Blind SQL injections occur when a web application is exposed to SQL injection, but it’s HTTP responses don’t contain the results of the SQL query or any details of database errors.
In the case of a typical SQL Injection, the database error or the output of the injected malicious SQL query is directly shown in the web application and visible to the attacker.
In the exploitation of a Blind SQL Injection, attackers never see the output of the SQL queries. Still, they may see if the application or web page loads normally, and discern how long the SQL server needs to process the SQL query that an attacker passed in the user input.
Since there is no error or output from the web application, we can’t inject the UNION based injection to get the output, nor can we inject the Sub Query Injection or XPATH, which is used to get the output in the form of an error. While exploiting Blind SQL Injections, we make queries from the database and examine whether we are right or wrong.
Exploiting Blind SQL Injections is more complex and more time consuming for the attacker, but the implications and consequences for the security are similar. When an attacker executes a successful database query, they take control over the database server. This leads to data theft (e.g., credit card numbers) in addition to a complete takeover of the web server operating system using privilege escalation.
Types of Blind SQL Injections:
– Content-based Blind SQL Injection
– Time-based Blind SQL Injection
Content-based Blind SQL Injection attacks
In the case of the Content-based Blind SQL Injection, an attacker performs various SQL queries that claim the database TRUE or FALSE responses. Then the attacker observes differences between TRUE and FALSE statements.
Here is an example of an online webshop, which displays items for sale. The following link displays details about the item with ID 14, that is retrieved from a database.
The SQL query used to get this request is:
The attacker manipulates the request into:
Now, the SQL query looks like:
This results in the query returning FALSE with no items displayed in the list. The attacker then proceeds to modify the request to:
Now, the SQL query looks like:
The database will return TRUE, and the details of the item with ID 14 are displayed. This is an indication that this webpage is vulnerable.
Time-based Blind SQL Injection
In this case, the attacker performs a database time-intensive operation.
If the website does not return an immediate response, it indicates a vulnerability to Blind SQL Injection. The most popular time-intensive operation is a sleep operation.
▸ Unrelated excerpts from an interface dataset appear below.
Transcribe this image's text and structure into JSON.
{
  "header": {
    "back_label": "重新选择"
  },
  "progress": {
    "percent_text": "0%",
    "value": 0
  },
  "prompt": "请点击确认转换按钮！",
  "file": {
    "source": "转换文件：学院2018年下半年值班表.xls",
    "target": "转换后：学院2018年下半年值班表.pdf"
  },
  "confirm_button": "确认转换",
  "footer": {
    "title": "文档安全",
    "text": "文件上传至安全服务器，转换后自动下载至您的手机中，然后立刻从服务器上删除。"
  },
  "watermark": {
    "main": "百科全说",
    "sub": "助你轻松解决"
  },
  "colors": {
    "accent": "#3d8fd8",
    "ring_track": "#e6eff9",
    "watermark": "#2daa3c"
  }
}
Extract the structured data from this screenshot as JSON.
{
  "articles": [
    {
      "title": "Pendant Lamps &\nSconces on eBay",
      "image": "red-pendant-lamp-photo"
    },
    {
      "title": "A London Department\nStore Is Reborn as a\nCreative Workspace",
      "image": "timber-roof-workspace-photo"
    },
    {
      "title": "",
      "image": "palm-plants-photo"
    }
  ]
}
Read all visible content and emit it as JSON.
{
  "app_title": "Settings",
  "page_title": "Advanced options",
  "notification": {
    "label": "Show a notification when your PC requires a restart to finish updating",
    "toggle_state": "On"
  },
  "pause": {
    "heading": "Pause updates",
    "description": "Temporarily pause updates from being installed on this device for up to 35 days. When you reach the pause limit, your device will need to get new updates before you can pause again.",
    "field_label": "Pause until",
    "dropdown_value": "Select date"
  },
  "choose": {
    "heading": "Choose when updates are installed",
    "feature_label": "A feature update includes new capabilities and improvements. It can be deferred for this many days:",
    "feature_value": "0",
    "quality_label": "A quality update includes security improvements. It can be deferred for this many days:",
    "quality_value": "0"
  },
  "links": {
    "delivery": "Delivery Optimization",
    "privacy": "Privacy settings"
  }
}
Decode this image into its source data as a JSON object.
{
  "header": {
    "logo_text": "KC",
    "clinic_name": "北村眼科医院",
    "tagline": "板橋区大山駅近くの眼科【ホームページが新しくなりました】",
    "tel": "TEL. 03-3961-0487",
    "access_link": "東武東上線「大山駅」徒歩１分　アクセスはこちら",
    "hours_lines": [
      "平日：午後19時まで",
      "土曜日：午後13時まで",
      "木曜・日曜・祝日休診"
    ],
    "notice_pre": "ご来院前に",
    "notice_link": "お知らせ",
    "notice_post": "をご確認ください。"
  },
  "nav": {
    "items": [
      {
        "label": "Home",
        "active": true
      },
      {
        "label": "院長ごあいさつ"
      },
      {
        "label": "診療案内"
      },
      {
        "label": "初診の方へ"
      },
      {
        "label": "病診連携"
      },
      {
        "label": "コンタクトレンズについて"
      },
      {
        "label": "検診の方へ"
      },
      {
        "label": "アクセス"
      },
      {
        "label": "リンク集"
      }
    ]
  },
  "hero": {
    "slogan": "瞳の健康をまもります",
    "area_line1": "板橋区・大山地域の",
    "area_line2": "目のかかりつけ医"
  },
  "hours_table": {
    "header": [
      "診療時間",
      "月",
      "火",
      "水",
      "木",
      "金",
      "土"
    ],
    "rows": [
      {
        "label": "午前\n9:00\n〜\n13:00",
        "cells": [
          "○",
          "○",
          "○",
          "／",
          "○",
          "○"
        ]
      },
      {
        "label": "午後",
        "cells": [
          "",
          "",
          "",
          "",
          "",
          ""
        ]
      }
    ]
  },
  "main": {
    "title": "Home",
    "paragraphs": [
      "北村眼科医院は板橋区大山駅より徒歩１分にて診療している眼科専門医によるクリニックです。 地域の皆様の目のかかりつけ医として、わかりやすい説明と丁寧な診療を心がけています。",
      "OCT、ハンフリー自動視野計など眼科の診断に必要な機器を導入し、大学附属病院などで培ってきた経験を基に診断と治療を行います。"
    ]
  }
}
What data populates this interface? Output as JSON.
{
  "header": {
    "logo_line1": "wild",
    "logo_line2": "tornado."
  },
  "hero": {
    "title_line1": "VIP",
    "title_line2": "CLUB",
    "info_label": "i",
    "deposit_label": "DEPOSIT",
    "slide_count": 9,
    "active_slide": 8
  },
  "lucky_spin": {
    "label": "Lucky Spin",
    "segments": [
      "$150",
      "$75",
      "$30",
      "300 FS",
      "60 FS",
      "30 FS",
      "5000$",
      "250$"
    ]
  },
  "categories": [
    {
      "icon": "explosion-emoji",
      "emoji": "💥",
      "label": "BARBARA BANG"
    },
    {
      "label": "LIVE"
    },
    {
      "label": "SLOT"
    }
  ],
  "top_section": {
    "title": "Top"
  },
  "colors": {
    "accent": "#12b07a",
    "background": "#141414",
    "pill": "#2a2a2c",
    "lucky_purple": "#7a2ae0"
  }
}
Based on the example above, the attacker would benchmark the web server response time for a regular SQL query, and then would issue the request below:
The website is vulnerable if the response is delayed by 15 seconds.
Prevention of Blind SQL Injection
In most cases when a developer attempts to protect the website from classic SQL Injection poorly, the result is leaving space for Blind SQL Injections. Meaning if you turn off error reporting, a classic SQL Injection can become a Blind SQL Injection vulnerability.
How can you protect yourself from Blind SQL Injections:
- Use secure coding practices
Be sure to use secure coding practices, independent of the programming language. All standard web development platforms (including PHP, ASP.NET, Java, and but also Python or Ruby ) have mechanisms for avoiding SQL Injections, including Blind SQL Injections. Try to avoid dynamic SQL at all costs. The best option is to use prepared queries, also known as parameterized statements. Also, you can use stored procedures that most SQL databases support (PostgreSQL, Oracle, MySQL, MS SQL Server). Additionally, escaping or filtering special characters (such as the single quote which is used for classic SQL Injections) for all user data inputs.
- Use automated testing solutions
NeuraLegion’s solutions can detect both SQL Injection and Blind SQL injection vulnerabilities. Automatic regular scans will identify any new vulnerabilities which may not have been prevented or identified as noted above, or they may have occurred with new releases. Fully and seamlessly integrate application security testing automation into the SDLC, and empower your developers and QA to detect, prioritize and remediate security issues early, without slowing down DevOps pipeline.